Step 1: Dental health exam
Why should I do a dental health exam?
- Assess overall status of your animal’s oral health – look for any evidence of 1) tartar accumulation, 2) gingivitis, 3) halitosis: bad breath - did you know that this indicates evidence of bacteria?, 4) pus/blood, 5) mobile/fractured teeth: fractured teeth sometimes aren’t as obvious as you think - slab fractures can occur when chewing on anything hard (ex. antlers, rocks, sticks, etc.)
- Poor oral health can lead to other systemic diseases (ex. heart disease, kidney disease, weight loss, and many others!)
Step 2: Pre-anesthetic bloodwork
Why should I do pre-anesthetic bloodwork?
- General health assessment (liver function, kidney function, evidence of infection or anemia, blood glucose levels) and suitability for general anesthesia
- Guides decisions with managing anesthesia (which sedatives to use, what kind of pain medication to use, what fluid rate is suitable, etc.)
DAY OF DENTISTRY
Step 3: Dental x-rays
- Gives us the overall health status of teeth – we are able to accurately and reliably assess whether there is evidence of disease – allows us to see what is under the gumline and on the inside of the teeth (ex. abscessed roots [“pockets”], root resorption, infection in the pulp cavity [“pulpitis”], root exposure, deformed roots, retained roots, extra teeth)
Step 4: Extracting teeth
How does it happen?
- A flap is made along the gums to allow us to burr away the bone and expose the tooth root(s)
- If there is more than one root, the tooth may be split into pieces to allow for easier removal
- A spoon-like tool, or an “elevator”, is used to help build traction and release the root from the ligament holding it in place
- Gum is stitched with absorbable suture material which dissolves on its own after the gum heals
Will my dog or cat still be able to eat?
- YES! Dogs and cats can do perfectly well without teeth – since they do not need to hunt as they did in the wild, they do not need to be able to chew or bite!
- Using soft food is an effective tool to allow your animal to eat – ASK US if you think your dog or cat should be on a soft diet!
Step 5: Cleaning and polishing
Do I have to do the cleaning?
- Cleaning ensures that we remove all tartar (“calcium deposits”) and bacteria (“plaque”) from the mouth – this helps with bad breath, gingivitis, and the overall health of your pet
- Polishing is an important step to delay the bacteria from attaching onto the tooth after the dentistry
Step 6: At home care - Critical to maintaining oral health and preventing further dentistries!
What kind of at home care should I do?

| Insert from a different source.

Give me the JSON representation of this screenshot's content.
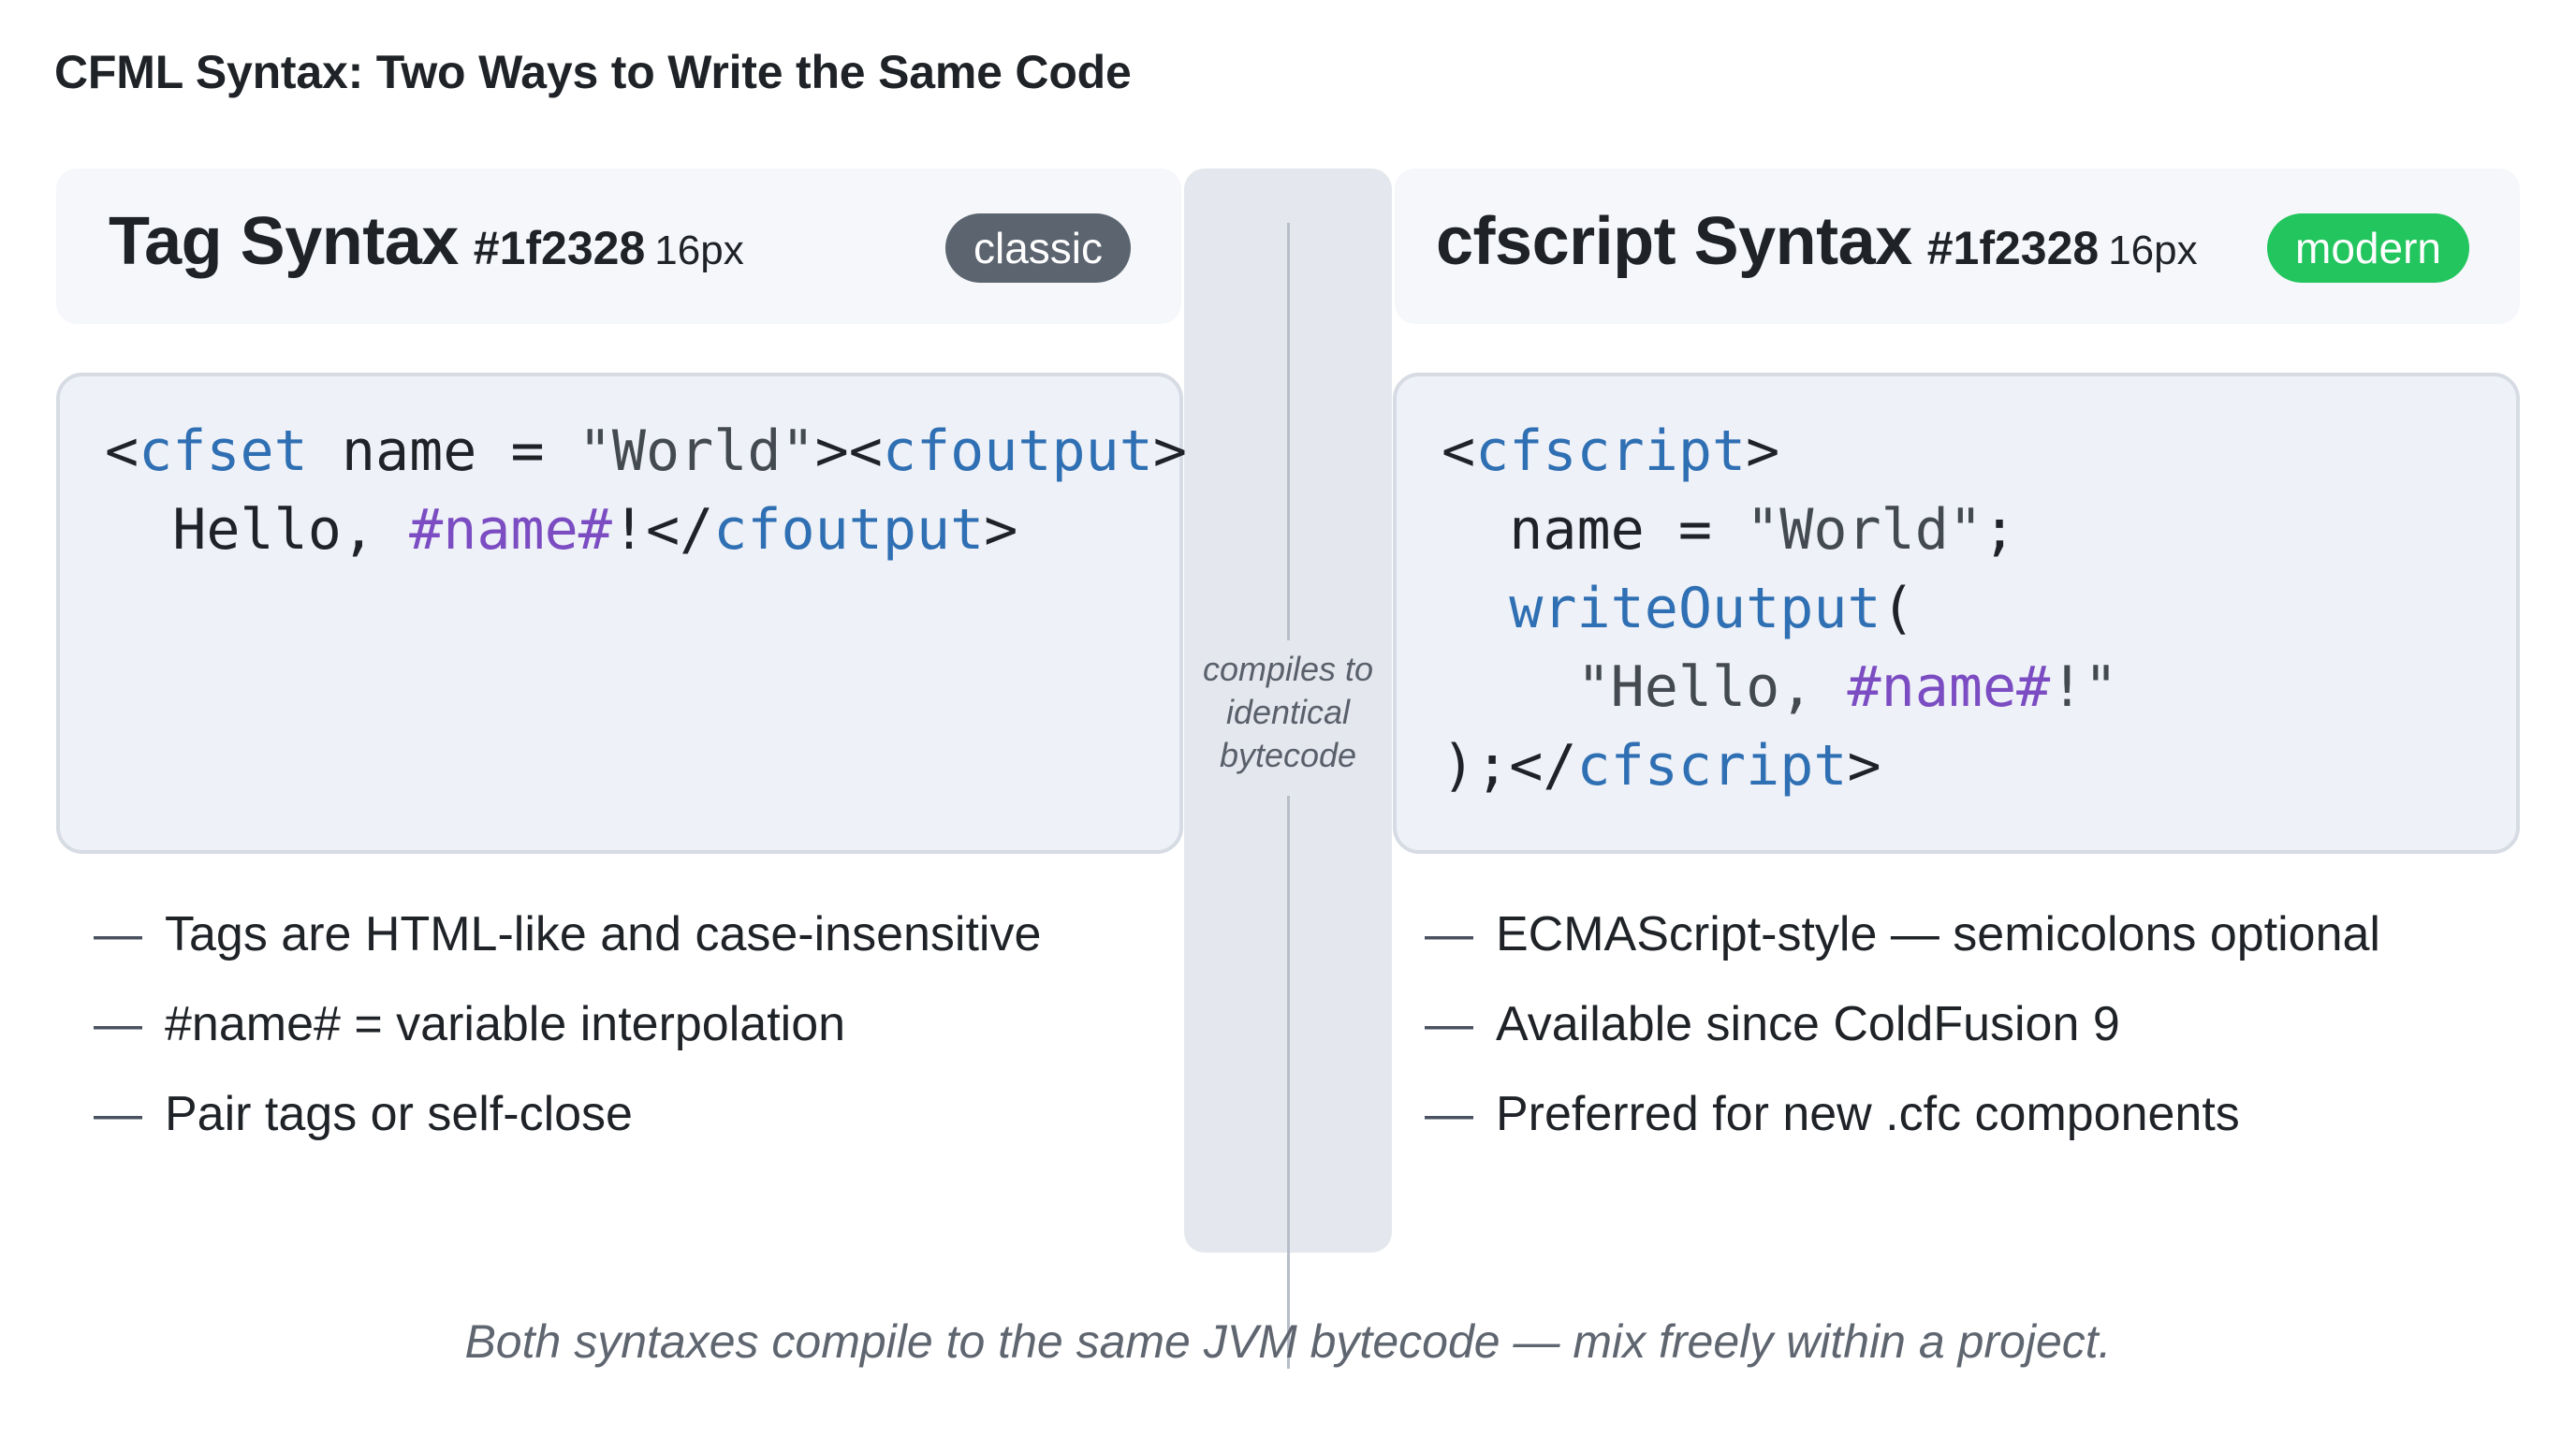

- BRUSHING TEETH - #1 way to maintain oral health and clean teeth
- Ideally, this should be done every day, but studies have shown that if you brush at least 3x a week, you can reduce the amount of tartar buildup by disrupting the plaque before it hardens
- look for the VOHC seal - this ensures the additive is recommended by veterinary dentists and has gone through testing (ex. Healthy Mouth)
- Veterinary recommended dental diets - are formulated specifically for oral health by being the right size, shape and consistency to allow for a mechanical cleaning action - in some diets, polyphosphates are added to bind to calcium and stop it from progressing into tartar (ex. Royal Canin Dental, Hill’s t/d)
Written by Dr. Emily Chris of The Animal Clinic